Description of the task: Go through each line of the records below and count those with the word "data". Give only the count.

::::::::::

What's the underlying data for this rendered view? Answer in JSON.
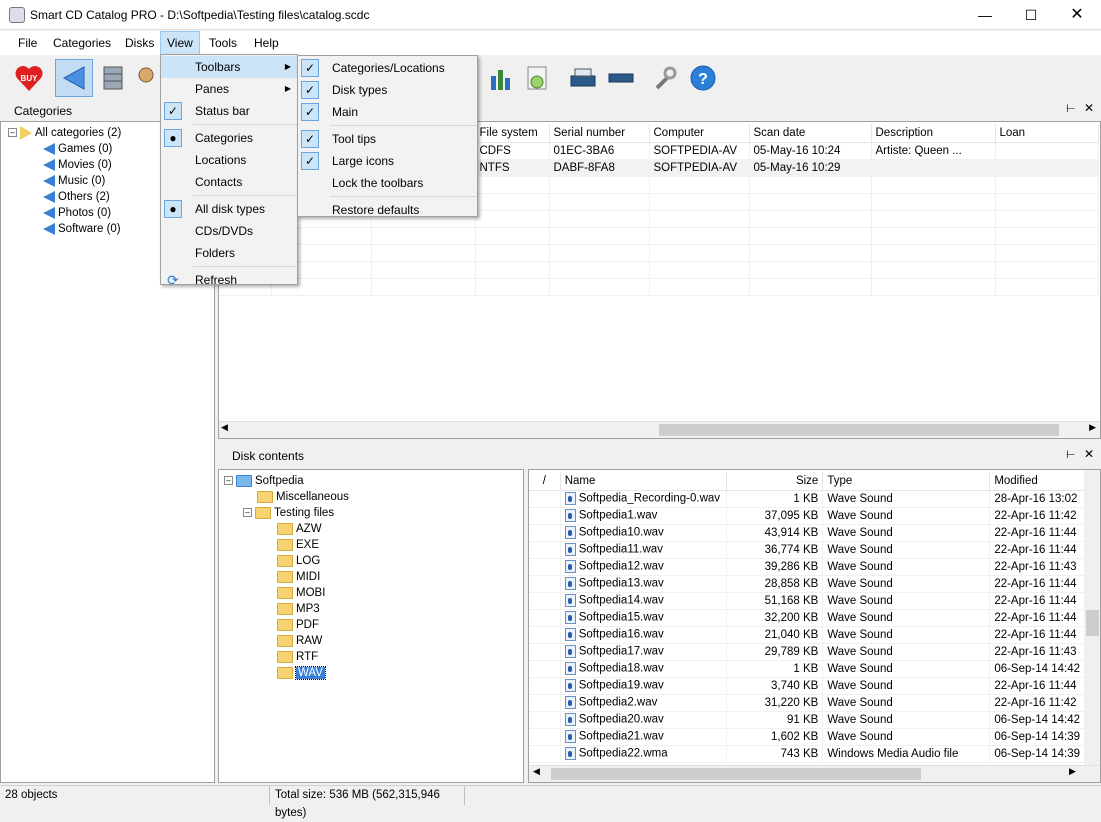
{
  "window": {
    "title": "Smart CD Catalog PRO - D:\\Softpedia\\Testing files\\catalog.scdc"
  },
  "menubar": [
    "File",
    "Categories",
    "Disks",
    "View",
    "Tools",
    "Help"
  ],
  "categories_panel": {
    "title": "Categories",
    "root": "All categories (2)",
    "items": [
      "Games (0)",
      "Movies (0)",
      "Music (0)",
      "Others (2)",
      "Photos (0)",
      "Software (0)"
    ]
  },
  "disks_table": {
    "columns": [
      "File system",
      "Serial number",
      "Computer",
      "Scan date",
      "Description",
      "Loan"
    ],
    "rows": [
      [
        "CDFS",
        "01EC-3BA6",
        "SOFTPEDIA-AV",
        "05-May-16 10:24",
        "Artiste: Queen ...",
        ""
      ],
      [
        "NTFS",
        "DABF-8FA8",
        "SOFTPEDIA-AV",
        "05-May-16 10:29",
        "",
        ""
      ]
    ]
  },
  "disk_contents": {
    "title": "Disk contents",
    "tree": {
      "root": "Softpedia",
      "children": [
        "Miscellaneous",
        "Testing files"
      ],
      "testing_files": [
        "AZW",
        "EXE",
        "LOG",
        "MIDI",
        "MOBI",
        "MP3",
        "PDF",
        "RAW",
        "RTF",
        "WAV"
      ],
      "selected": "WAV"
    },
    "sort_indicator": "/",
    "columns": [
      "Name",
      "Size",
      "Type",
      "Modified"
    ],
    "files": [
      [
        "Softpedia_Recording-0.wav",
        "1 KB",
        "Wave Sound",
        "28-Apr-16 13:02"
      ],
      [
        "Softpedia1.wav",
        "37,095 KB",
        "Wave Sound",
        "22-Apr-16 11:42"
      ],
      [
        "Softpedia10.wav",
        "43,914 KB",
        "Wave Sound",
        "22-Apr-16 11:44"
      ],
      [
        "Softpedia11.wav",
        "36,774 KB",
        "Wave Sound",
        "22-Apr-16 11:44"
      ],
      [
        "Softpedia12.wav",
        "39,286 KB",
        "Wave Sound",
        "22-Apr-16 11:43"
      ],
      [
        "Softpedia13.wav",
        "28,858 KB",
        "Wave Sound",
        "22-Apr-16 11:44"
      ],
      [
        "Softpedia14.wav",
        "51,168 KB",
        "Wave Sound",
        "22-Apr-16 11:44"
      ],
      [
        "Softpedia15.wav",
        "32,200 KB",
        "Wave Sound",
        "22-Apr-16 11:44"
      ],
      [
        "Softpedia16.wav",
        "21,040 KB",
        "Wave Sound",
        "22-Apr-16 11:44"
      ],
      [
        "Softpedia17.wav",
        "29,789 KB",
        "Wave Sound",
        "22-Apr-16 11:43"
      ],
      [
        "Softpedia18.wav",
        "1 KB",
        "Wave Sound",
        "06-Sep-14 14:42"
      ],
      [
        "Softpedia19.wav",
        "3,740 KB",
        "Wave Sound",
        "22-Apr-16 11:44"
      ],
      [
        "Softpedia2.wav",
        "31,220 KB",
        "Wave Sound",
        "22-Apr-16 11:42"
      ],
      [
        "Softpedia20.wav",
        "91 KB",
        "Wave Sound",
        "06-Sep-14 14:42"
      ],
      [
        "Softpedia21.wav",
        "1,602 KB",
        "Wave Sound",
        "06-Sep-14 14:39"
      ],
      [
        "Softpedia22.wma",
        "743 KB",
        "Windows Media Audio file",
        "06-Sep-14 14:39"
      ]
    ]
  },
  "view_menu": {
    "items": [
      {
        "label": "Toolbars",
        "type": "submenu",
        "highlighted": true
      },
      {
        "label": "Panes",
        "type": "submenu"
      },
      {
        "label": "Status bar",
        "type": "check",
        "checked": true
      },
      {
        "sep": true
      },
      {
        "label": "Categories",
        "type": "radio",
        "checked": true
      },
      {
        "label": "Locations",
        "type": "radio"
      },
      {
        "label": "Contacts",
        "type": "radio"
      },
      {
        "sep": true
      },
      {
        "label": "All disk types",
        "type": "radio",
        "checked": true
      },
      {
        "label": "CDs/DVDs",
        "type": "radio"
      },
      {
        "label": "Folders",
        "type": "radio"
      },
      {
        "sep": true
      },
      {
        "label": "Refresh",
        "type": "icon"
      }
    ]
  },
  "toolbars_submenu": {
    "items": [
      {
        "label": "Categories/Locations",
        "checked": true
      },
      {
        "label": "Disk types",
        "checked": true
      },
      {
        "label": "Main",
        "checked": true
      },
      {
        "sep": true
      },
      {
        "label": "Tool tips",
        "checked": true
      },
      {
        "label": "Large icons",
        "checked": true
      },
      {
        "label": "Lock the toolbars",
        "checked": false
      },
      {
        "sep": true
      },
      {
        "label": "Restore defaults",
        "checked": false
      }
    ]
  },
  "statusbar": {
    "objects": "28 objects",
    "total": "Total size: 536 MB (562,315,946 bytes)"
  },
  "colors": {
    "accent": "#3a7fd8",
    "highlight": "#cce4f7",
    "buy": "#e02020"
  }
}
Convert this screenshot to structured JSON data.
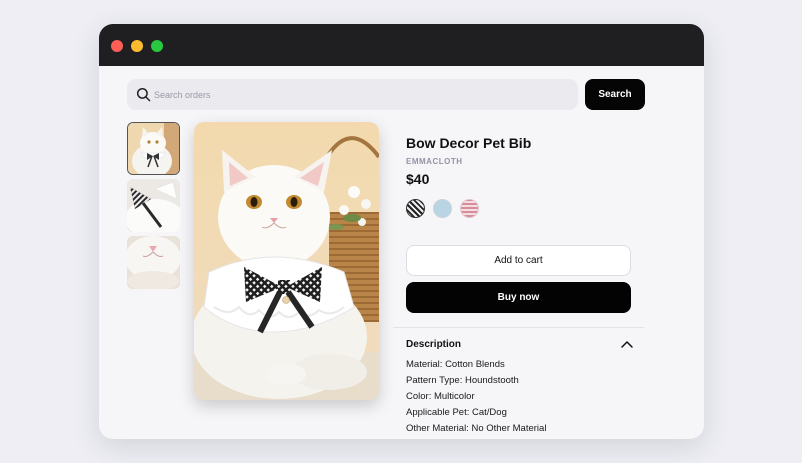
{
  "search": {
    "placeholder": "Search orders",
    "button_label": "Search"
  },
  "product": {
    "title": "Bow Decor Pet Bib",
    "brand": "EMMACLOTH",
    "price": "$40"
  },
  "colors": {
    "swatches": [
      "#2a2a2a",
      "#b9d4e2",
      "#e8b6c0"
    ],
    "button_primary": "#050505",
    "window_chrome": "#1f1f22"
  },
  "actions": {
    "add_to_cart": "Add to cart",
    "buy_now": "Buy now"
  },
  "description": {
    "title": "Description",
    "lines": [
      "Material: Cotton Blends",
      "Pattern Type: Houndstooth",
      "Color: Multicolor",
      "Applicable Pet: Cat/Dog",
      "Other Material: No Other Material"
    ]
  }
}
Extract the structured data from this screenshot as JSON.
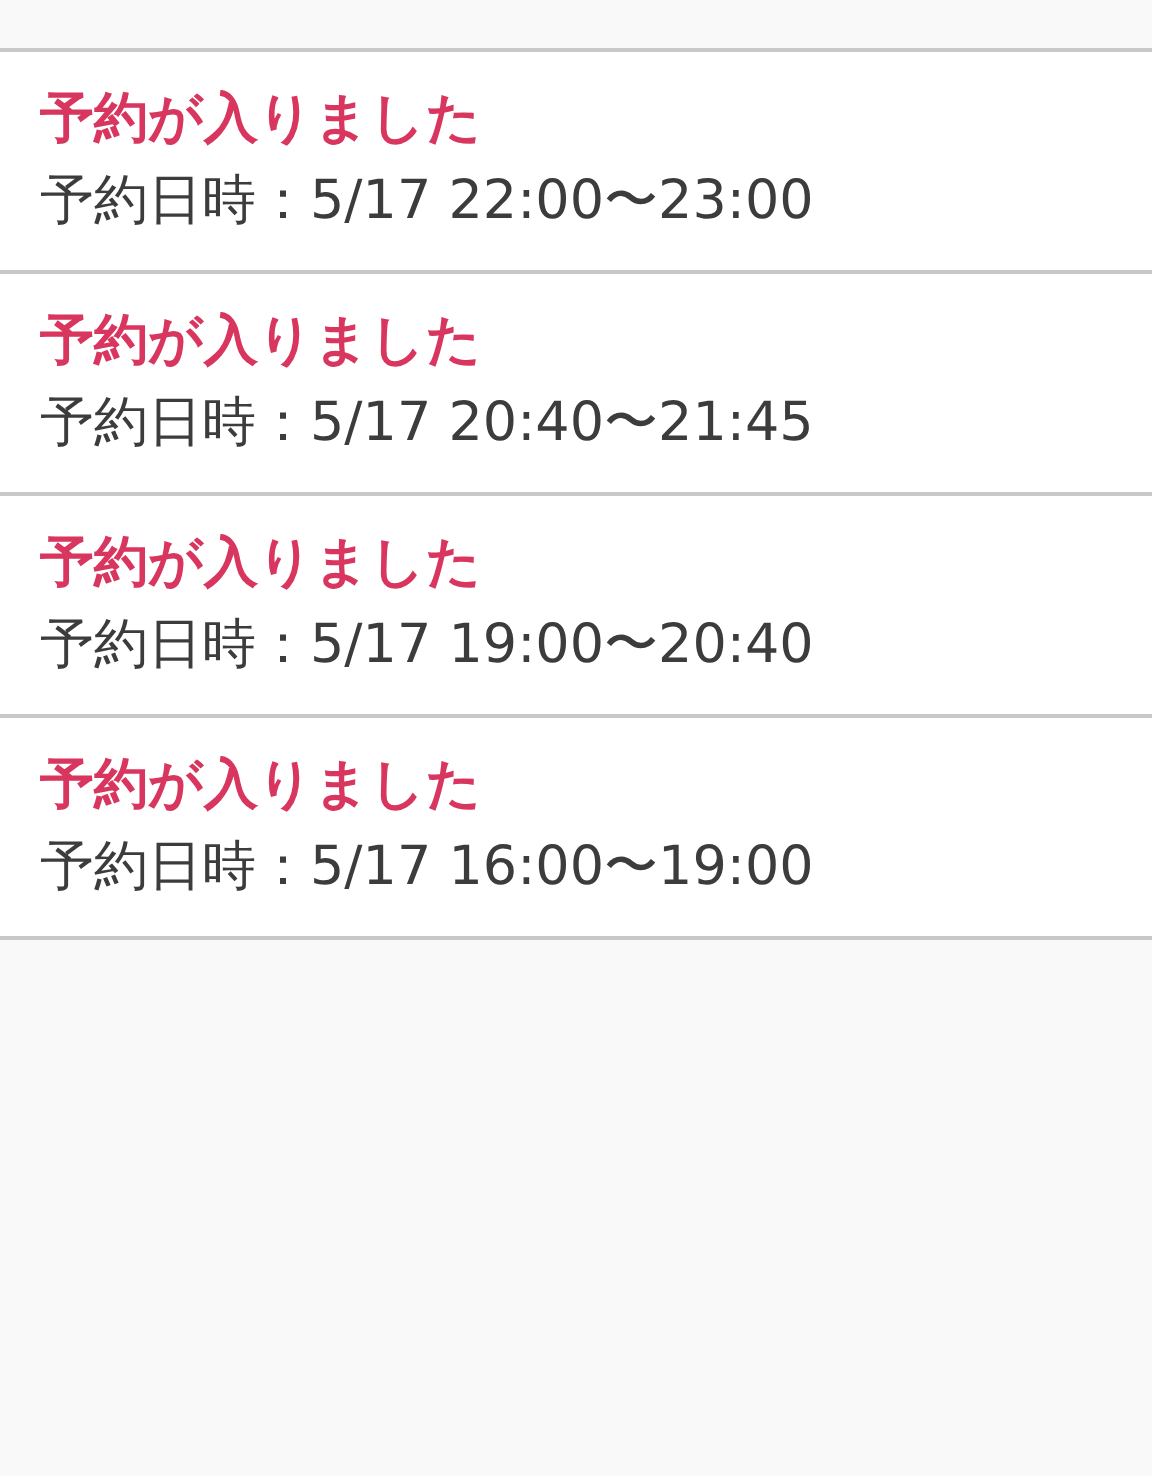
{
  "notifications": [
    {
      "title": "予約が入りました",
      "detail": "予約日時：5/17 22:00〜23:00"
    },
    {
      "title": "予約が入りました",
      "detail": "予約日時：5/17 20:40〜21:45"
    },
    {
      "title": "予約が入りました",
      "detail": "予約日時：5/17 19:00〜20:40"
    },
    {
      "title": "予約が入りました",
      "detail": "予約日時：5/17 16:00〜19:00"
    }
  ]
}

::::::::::

Task output: 3